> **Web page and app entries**
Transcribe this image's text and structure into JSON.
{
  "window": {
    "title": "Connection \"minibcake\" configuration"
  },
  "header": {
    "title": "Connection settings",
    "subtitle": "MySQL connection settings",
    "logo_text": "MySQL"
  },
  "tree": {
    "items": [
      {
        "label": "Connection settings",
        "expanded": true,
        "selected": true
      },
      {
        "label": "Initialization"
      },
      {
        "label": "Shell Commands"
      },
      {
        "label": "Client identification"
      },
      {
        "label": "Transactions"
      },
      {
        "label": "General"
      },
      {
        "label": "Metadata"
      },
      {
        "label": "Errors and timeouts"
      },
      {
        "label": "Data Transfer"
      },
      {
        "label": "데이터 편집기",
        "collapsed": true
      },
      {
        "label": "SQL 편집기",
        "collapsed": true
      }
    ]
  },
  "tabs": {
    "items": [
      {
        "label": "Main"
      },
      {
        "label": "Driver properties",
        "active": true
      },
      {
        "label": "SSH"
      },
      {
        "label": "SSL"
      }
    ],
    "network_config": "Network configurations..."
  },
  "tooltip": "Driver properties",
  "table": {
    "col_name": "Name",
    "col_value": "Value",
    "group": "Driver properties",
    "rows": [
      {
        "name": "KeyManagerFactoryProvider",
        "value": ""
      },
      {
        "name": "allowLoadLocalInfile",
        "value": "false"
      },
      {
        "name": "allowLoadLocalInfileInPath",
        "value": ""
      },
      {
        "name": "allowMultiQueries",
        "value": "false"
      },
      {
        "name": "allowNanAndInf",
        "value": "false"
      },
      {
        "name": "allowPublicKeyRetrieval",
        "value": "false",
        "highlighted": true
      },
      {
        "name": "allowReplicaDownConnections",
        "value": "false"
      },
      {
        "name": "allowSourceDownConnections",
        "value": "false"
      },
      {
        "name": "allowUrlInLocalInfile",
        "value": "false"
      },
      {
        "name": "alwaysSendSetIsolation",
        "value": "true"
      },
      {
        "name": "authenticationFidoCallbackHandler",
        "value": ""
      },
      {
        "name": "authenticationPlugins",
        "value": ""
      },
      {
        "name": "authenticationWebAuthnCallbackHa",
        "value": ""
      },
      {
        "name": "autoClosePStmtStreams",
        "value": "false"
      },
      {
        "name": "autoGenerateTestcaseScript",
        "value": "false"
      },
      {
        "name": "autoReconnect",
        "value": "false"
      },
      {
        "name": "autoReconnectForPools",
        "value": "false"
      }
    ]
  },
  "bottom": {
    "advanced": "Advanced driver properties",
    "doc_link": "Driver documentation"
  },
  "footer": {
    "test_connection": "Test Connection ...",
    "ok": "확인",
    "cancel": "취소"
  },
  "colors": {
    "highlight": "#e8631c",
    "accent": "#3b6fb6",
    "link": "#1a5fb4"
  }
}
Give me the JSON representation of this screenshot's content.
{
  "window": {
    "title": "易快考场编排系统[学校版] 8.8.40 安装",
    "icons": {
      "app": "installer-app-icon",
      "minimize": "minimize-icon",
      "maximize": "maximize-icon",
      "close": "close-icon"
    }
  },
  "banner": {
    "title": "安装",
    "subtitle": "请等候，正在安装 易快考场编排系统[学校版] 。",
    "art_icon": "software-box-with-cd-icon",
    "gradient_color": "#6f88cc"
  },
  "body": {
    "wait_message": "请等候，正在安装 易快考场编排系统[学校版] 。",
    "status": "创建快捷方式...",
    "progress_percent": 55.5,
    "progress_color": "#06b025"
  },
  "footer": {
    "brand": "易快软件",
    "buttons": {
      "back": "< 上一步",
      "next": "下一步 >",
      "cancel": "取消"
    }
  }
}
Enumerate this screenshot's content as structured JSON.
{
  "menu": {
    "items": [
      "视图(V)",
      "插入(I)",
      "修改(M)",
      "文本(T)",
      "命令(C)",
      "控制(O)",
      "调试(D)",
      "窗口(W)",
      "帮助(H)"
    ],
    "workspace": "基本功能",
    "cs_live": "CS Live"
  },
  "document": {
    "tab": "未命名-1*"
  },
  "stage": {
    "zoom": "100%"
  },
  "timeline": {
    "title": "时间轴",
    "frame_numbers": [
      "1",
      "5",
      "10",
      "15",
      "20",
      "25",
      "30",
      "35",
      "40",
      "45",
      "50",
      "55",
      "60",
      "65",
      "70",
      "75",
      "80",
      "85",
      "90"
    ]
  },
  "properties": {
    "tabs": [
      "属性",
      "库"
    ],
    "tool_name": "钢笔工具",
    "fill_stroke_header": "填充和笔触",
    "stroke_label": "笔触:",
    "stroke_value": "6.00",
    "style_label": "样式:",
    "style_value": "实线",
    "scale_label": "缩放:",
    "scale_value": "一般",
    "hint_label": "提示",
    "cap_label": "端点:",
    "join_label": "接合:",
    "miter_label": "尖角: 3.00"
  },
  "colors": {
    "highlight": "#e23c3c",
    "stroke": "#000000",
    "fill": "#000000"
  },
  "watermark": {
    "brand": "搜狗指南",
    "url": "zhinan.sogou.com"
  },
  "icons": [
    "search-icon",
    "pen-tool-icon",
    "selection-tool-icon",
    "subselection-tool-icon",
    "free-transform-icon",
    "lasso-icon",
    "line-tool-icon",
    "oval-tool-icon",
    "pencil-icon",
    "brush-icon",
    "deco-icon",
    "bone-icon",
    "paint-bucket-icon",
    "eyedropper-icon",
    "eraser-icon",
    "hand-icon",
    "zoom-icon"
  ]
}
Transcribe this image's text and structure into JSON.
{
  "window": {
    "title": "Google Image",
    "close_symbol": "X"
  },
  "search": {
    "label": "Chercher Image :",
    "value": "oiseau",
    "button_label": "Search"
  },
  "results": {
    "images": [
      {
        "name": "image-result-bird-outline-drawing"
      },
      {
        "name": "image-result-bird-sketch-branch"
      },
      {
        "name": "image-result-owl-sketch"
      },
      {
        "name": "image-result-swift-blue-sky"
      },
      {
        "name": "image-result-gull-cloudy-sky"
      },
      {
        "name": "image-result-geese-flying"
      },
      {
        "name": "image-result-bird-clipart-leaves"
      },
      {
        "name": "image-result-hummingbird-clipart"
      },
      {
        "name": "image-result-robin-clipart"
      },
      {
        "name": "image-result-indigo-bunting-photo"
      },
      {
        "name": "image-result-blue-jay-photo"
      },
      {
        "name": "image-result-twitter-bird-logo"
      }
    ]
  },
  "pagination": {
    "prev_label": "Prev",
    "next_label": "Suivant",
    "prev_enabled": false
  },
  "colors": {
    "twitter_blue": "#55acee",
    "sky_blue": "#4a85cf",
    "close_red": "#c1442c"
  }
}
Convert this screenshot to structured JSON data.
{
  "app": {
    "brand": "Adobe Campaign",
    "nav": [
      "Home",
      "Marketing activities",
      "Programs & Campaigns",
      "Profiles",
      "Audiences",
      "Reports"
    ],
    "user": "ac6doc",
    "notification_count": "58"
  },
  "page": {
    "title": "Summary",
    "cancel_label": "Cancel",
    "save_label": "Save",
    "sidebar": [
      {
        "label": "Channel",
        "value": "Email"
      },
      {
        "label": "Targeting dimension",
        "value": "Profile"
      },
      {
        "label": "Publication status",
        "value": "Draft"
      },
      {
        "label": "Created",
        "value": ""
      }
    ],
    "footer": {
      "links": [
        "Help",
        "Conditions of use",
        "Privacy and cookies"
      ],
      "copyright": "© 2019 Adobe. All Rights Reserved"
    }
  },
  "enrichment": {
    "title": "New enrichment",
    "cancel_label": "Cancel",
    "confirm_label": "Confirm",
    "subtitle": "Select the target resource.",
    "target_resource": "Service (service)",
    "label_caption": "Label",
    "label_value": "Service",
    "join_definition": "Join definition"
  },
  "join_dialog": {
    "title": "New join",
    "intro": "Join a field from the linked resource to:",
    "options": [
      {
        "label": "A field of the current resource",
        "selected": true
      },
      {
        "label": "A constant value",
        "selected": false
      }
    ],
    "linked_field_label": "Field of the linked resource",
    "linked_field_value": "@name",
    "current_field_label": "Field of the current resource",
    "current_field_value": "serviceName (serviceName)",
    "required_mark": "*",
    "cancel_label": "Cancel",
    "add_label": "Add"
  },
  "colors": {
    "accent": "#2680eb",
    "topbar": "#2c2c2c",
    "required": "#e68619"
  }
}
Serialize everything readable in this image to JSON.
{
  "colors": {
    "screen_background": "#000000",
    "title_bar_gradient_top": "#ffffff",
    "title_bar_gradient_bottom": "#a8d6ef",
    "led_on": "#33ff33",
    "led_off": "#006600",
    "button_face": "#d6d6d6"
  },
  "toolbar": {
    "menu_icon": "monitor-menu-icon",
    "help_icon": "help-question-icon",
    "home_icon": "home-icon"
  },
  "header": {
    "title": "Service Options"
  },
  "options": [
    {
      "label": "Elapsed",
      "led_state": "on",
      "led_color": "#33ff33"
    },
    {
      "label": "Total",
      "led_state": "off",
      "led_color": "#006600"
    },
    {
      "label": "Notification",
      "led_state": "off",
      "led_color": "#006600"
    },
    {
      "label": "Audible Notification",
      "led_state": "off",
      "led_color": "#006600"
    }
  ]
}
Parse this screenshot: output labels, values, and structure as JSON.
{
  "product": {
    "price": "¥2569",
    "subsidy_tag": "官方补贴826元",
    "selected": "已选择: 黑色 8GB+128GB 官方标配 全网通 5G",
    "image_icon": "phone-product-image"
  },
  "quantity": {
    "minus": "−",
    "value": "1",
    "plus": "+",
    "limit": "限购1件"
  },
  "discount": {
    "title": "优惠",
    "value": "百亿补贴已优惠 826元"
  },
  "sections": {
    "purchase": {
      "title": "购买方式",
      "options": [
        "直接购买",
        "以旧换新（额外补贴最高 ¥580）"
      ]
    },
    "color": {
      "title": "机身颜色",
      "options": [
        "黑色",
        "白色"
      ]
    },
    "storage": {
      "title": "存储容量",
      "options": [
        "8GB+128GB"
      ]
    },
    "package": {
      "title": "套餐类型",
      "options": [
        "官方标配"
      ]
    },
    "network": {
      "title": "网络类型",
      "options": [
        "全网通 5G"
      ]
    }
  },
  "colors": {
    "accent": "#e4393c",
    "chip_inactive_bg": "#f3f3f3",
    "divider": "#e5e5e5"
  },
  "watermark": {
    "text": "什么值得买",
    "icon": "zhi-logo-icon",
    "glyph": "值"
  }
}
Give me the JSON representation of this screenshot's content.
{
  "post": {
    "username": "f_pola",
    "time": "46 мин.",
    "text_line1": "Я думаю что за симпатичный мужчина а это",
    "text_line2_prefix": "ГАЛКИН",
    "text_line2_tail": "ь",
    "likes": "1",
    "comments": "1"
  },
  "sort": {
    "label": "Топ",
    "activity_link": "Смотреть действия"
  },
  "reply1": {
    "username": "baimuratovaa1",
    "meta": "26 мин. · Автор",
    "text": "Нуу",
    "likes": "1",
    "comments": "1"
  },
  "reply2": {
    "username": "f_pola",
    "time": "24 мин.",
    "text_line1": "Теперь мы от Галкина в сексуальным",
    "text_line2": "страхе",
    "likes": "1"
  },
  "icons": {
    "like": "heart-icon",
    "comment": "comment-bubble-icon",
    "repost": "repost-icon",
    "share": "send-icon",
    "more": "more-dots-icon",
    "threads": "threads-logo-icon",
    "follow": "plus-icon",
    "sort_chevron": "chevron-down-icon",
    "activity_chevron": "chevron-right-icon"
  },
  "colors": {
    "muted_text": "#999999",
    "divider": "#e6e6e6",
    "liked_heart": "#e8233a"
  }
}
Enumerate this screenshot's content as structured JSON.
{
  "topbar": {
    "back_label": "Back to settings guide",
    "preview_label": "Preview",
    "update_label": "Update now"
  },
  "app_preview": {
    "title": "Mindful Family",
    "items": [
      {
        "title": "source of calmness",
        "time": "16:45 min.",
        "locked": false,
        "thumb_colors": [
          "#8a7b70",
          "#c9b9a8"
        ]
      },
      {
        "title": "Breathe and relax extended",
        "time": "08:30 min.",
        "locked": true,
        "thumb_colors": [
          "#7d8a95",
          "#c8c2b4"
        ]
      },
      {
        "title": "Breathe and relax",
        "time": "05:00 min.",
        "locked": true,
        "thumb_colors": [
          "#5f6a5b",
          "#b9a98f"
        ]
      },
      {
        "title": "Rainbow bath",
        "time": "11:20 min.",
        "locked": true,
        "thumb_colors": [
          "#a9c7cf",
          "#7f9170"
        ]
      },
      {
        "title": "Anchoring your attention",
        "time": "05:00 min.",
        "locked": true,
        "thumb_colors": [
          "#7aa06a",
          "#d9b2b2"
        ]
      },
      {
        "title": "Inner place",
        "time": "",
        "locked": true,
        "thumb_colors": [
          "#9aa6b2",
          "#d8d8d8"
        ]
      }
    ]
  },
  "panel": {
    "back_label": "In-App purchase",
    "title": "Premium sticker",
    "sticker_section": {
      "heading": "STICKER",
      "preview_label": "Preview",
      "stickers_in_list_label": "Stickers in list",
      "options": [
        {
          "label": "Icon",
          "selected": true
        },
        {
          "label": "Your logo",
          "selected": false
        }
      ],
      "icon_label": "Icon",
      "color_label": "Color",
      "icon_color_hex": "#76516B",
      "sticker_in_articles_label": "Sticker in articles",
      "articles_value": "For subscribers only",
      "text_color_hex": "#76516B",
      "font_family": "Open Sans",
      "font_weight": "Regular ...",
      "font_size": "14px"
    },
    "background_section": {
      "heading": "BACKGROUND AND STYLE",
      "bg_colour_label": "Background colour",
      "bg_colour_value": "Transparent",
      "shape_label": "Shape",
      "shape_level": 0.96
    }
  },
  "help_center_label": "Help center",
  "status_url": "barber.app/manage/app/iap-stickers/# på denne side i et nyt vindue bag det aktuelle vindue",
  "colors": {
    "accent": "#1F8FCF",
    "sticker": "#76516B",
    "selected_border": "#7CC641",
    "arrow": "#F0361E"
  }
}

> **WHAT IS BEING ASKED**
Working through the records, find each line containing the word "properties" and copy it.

> **RESPONSE AREA**
        "label": "Driver properties",
  "tooltip": "Driver properties",
    "group": "Driver properties",
    "advanced": "Advanced driver properties",
  "properties": {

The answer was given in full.